" This ballad (given from an old black-letter copy, with some corrections) was popular in the time of Queen Elizabeth, being usually printed with her picture before it, as Hearne informs us in his preface to Gul. Neubrig, Hist. Oxon, 1719, 8vo. vol. i. p. lxx. It is quoted in Fletcher's comedy of the Pilgrim, act 4, sc. 2." Percy's Reliques, iii. 114.

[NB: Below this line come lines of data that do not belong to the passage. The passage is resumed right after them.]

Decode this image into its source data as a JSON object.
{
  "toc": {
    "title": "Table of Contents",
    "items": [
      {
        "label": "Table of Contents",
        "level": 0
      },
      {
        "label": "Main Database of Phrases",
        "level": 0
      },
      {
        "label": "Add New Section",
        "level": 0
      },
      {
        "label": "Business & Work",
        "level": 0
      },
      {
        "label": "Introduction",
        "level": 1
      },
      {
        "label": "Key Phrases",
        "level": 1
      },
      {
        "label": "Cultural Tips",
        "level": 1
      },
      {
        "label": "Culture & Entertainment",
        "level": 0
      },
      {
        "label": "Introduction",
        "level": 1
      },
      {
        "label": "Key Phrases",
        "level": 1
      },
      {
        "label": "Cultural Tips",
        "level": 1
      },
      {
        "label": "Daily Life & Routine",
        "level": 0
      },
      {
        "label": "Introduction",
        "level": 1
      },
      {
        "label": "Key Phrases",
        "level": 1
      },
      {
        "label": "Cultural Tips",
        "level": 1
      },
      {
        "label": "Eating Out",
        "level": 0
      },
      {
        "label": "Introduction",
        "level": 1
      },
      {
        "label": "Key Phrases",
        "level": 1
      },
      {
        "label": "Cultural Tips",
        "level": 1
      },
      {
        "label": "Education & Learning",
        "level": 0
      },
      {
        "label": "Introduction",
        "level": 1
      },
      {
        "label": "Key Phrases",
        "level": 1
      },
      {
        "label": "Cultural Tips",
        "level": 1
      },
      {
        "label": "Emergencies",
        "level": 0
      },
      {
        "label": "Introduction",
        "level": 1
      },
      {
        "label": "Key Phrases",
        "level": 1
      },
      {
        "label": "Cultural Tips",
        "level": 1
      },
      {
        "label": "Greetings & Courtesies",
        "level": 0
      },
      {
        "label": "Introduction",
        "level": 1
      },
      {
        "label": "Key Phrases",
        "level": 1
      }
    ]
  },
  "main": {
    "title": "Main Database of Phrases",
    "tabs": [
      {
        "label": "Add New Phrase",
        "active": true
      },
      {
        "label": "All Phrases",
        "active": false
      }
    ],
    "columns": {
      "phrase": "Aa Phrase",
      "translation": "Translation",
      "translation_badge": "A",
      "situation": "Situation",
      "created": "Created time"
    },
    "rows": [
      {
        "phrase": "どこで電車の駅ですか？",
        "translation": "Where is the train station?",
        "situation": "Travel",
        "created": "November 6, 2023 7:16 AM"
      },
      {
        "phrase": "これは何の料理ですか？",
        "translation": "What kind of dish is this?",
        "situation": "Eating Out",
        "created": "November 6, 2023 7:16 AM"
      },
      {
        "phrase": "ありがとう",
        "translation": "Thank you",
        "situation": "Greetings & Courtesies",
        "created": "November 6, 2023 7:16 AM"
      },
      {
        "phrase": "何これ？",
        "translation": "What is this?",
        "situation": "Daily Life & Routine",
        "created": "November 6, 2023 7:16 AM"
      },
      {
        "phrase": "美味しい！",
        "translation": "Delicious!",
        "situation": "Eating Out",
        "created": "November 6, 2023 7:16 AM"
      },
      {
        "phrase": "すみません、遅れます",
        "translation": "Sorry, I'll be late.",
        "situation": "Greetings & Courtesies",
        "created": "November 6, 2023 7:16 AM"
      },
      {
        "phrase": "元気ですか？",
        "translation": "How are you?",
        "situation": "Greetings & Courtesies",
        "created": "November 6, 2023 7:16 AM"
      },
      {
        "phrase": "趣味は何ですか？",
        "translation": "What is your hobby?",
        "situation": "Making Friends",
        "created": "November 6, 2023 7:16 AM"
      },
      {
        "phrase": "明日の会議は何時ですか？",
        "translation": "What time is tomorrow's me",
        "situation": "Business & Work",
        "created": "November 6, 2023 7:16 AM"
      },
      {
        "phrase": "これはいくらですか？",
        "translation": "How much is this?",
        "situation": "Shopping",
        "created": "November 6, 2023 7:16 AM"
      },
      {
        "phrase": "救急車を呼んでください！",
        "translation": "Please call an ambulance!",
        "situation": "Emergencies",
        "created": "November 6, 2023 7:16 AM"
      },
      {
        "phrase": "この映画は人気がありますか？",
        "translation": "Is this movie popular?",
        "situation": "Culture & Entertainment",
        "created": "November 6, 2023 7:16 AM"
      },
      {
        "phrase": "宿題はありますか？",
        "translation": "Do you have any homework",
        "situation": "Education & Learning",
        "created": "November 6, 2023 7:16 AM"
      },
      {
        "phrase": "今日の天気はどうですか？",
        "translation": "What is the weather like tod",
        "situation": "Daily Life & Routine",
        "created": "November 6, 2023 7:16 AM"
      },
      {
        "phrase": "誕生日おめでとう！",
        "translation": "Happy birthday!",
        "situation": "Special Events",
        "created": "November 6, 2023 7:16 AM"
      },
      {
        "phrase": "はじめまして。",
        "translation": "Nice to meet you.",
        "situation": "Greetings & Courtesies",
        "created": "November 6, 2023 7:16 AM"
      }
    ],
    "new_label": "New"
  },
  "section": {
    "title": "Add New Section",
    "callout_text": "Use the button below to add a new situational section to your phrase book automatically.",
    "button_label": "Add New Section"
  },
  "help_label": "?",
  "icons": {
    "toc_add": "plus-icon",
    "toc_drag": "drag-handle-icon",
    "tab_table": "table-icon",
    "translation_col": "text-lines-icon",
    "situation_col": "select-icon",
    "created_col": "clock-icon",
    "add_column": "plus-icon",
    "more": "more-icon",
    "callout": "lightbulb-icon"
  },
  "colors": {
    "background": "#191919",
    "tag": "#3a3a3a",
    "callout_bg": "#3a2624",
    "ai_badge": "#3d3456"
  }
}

The Scottish ballad corresponding to Percy's has been printed by Kinloch, p. 25. Besides this, however, there are three other Scottish versions, superior to the English in every respect, and much longer. They are Earl Richard, Motherwell, p. 377; (also in Buchan's Ballads of the North of Scotland, ii. 81;) a ballad with the same title in Kinloch's collection, p. 15; and Earl Lithgow, Buchan, ii. 91. In all these, the futile attempts of the knight to escape marrying the lady, and the devices by which she aggravates his reluctance to enter into the match, are managed with no little humour. We give Motherwell's edition a place next to Percy's, and refer the reader for Kinloch's to the Appendix.